AIM OF THE TASK:
Copy out nothing but the line containing "Decode this image" and the lines that follow it to the end of the entries, exactly as they stand.
─── STUDY MATERIAL ───
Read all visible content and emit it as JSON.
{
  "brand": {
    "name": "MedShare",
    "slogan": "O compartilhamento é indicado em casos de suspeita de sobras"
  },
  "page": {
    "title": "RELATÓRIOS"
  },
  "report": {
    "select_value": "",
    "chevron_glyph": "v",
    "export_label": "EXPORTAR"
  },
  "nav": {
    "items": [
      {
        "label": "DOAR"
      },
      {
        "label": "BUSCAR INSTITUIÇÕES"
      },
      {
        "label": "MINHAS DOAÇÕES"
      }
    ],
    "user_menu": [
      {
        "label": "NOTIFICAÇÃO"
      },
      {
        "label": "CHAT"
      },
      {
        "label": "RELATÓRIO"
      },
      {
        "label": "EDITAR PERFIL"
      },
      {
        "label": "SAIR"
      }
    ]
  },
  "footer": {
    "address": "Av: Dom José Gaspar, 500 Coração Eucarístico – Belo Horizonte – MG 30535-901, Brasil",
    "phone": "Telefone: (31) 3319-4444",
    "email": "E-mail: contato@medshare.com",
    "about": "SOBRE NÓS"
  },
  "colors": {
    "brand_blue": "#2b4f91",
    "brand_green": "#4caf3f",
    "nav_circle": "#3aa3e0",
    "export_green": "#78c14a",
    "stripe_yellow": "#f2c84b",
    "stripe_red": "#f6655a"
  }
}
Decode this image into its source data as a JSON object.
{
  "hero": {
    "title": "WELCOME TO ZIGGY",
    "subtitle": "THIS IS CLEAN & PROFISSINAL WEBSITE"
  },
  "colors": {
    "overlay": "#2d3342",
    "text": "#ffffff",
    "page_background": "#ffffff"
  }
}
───
YOUR SOLUTION:
Decode this image into its source data as a JSON object.
{
  "hero": {
    "title": "WELCOME TO ZIGGY",
    "subtitle": "THIS IS CLEAN & PROFISSINAL WEBSITE"
  },
  "colors": {
    "overlay": "#2d3342",
    "text": "#ffffff",
    "page_background": "#ffffff"
  }
}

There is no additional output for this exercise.